    should therefore be configured with a different subnet e.g. 192.168.99.0.
    But ordinarily, traffic on the WAN port uses the IP address provided by the
    PPP conection to the ISP. The WAN port has this external IP address, and
    packets are carried through the modem unmodified.

    Communication between the router and the modem itself - to set up the
    connection - uses UDP rather than TCP so it has no concept of an IP address.

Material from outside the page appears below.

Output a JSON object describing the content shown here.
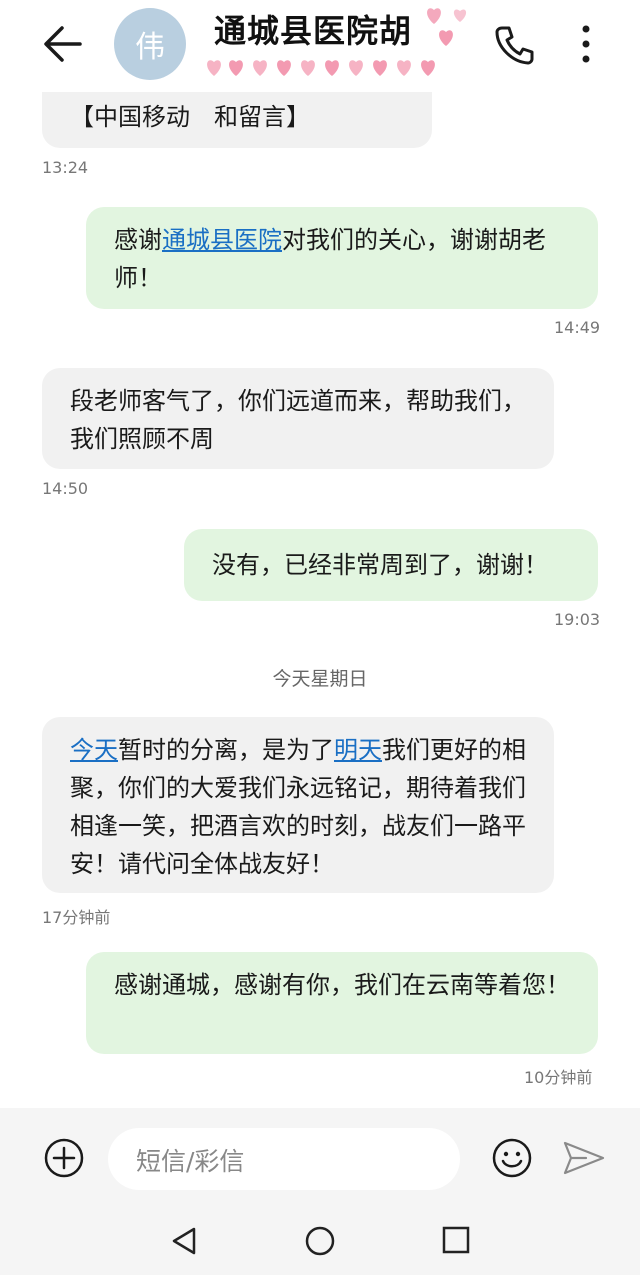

    Communication between the router and the modem's internal management page
    requires that the WAN port on the router has another IP address. (The modem
    might have 192.168.99.100 and the router's WAN port could have
    192.168.99.200.) This is no problem, in principle an interface can have
    several IP addresses; but in the V2900 series routers I cannot see any way
    to specify an additional IP address. I have achieved this on other routers;
    and it is then necessary to specify a route to ensure that traffic addressed
    to the external modem is delivered to the correct WAN port.

    Clearly, communication between the V2900 and the Dlink modem is different;
    but it may still be UDP.
     
    Graham J, Apr 8, 2010
    #17
  18. Peter

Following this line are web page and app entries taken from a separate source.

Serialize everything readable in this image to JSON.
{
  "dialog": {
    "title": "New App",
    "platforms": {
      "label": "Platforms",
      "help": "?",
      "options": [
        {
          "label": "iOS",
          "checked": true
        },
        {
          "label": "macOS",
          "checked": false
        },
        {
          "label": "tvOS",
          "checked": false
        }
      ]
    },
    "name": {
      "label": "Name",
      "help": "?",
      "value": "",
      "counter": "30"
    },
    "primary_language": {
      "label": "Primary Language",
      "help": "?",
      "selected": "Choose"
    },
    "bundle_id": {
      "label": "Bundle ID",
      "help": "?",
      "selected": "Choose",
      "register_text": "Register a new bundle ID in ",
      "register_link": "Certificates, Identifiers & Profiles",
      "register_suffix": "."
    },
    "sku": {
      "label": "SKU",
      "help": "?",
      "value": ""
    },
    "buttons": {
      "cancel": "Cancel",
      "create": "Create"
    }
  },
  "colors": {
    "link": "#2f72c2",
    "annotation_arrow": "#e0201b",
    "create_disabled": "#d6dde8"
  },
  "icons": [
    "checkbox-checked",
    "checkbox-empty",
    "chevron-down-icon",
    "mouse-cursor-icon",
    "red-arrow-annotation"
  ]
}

    Graham J Guest

    [snip]
    Pins 1,2,3,6 are all that are required for 100Mbit/sec ethernet. However
    for good noise immunity all wires should be present and connected at both
    ends of the link. If terminated at one end only, the unused wires may"
    "flap about" in the electric field and cause interference.

    Cables with only 1,2,3,6 shoule never have been made; but if they are used
    as the ***only*** cable between equipments then all will be well.
    Yours behaves differently to mine: the V2930 does not see any part of the
    V120 so things like the mamagement page with its line statistics are
    inaccessible. For that I need to connect a PC direcly to the modem.
     
    Graham J, Apr 8, 2010
    #18
  19. Peter

    Peter Guest

    Sorry - I meant I could access the D-Link 300G+ via the router.

    I cannot access the Draytek 120, but I have not tried exhaustively.
     
    Peter, Apr 8, 2010
    #19
  20. Peter

    alexd Guest

    OOI, will PPPoE still work with 21CN?
     
    alexd, Apr 8, 2010
    #20
    1. Advertisements

Ask a Question

Want to reply to this thread or ask your own question?

You'll need to choose a username for the site, which only take a couple of moments (here). After that, you can post your question and our members will help you out.